With a grinder you will be able to change your grind size which is extremely important when brewing good coffee. Different kind of brewing methods require different grind sizes. For example Chemex and Hario v60 are both brewing methods for filter coffee but Chemex requires coarser grind because it has thicker filter paper. The thicker filter paper makes the water flow slower through the coffee which means that we need coarser grind to not to over extract the coffee. Over extracted coffee tastes too strong and usually quite bitter also. But I will dig deeper into that in next parts of this blog series.
Grinders come in different shapes and prices. I wouldn’t go for those ones who promise to grind for every brewing method and have cheaper end price. The problem with cheaper grinders is that they don’t produce uniform grind which will at the same time both over- and under extract your coffee. Also pay attention how does the grinder grind.

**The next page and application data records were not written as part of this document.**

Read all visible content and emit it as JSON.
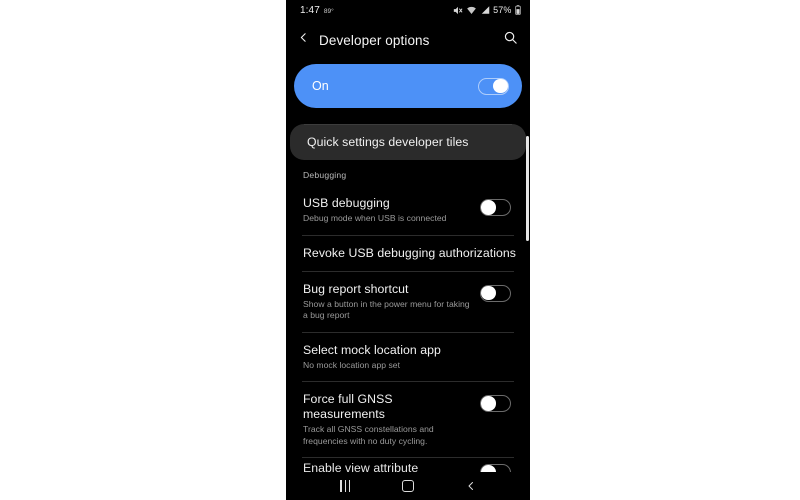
{
  "status_bar": {
    "time": "1:47",
    "temperature": "89°",
    "battery_percent": "57%",
    "icons": [
      "mute-icon",
      "wifi-icon",
      "signal-icon",
      "battery-icon"
    ]
  },
  "action_bar": {
    "back_icon": "back-chevron-icon",
    "title": "Developer options",
    "search_icon": "search-icon"
  },
  "master_switch": {
    "label": "On",
    "state": "on"
  },
  "colors": {
    "accent": "#4d91f7",
    "screen_background": "#000000",
    "highlight_card": "#2b2b2b",
    "primary_text": "#f1f1f1",
    "secondary_text": "#9a9a9a",
    "page_background": "#ffffff"
  },
  "list": {
    "highlighted_item": {
      "title": "Quick settings developer tiles",
      "subtitle": "",
      "toggle": null
    },
    "section_header": "Debugging",
    "items": [
      {
        "title": "USB debugging",
        "subtitle": "Debug mode when USB is connected",
        "toggle": "off"
      },
      {
        "title": "Revoke USB debugging authorizations",
        "subtitle": "",
        "toggle": null
      },
      {
        "title": "Bug report shortcut",
        "subtitle": "Show a button in the power menu for taking a bug report",
        "toggle": "off"
      },
      {
        "title": "Select mock location app",
        "subtitle": "No mock location app set",
        "toggle": null
      },
      {
        "title": "Force full GNSS measurements",
        "subtitle": "Track all GNSS constellations and frequencies with no duty cycling.",
        "toggle": "off"
      },
      {
        "title": "Enable view attribute inspection",
        "subtitle": "",
        "toggle": "off"
      }
    ]
  },
  "nav_bar": {
    "recents_label": "recents-button",
    "home_label": "home-button",
    "back_label": "back-button"
  }
}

Basically there are two versions at the market; blade and burr grinders.
Blade grinder basically works so that there is a blade which is span by a motor and the blade cuts the beans into smaller particles. Compare it to cutting your beans with a kitchen knife. Downside with this method is that the blade isn’t capable to cut the beans in uniform matter which leads to unbalanced cup.
Burr grinders typically have two different types; conical and flat burr. They works pretty much the same way that the beans are crushed between two burrs. Other burr spins and the other stays still. The grind size depends on how far (coarse) or close (fine) they are from each other. Burr grinders often produce more uniform grind than blade grinders which leads to more balanced or in other words better cup.

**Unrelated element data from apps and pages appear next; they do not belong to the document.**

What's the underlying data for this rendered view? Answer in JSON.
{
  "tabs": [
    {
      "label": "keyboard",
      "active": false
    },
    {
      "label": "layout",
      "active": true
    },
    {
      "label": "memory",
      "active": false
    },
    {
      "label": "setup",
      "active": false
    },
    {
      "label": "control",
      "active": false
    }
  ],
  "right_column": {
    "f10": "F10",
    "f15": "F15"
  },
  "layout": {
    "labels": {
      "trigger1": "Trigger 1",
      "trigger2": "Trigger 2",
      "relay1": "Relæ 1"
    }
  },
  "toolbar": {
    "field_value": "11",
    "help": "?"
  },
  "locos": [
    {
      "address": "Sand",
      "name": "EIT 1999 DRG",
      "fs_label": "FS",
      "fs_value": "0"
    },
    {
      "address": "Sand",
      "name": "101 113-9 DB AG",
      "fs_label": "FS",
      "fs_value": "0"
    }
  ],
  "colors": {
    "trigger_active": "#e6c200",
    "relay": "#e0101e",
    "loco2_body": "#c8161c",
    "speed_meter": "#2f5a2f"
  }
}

For brewing good filter coffee at home you are able to get a decent grinder for 100€ (e.g. Wilfa Svart Presisjon), which will certainly make your Monday morning easier. Wilfa Presisjon has conical burrs which work quite well for home use, Presisjon is my choice for home brewing. Not to forget manual grinders! They require a bit more effort (maybe some sweat also) but trust me, it is worth it.
Scale – measuring makes things easy
No more guessing how many spoons of coffee and cups of water and you can be a true barista.
Measuring your beans and water will make more consistent and better flavor in your cup. Of course, you can make a perfect cup without measuring but then you need to get lucky with your recipe. Think about baking without measuring the ingredients. At least my buns or cakes would look and taste horrible. Brewing coffee is all about recipes and right amounts of coffee, water and time.
When you have your scale, you can start using recipes. Sounds too fancy? Not really, it is really simple when you have the scale. No more guessing how many spoons of coffee and cups of water and you can be a true barista. But I’ll get deeper on recipes on my next blog.
Normal kitchen scale will do just fine. With more expensive coffee scales you are able to measure up to 0.1g and most of them have integrated timer. From coffee scales I can recommend Hario Drip Scale which will cost you around 65-75€.
Now you have the fundamentals handled. In the next blog we will dig deeper into how to brew good coffee manually. Stay tuned and meanwhile you can already take out your choice of weapon!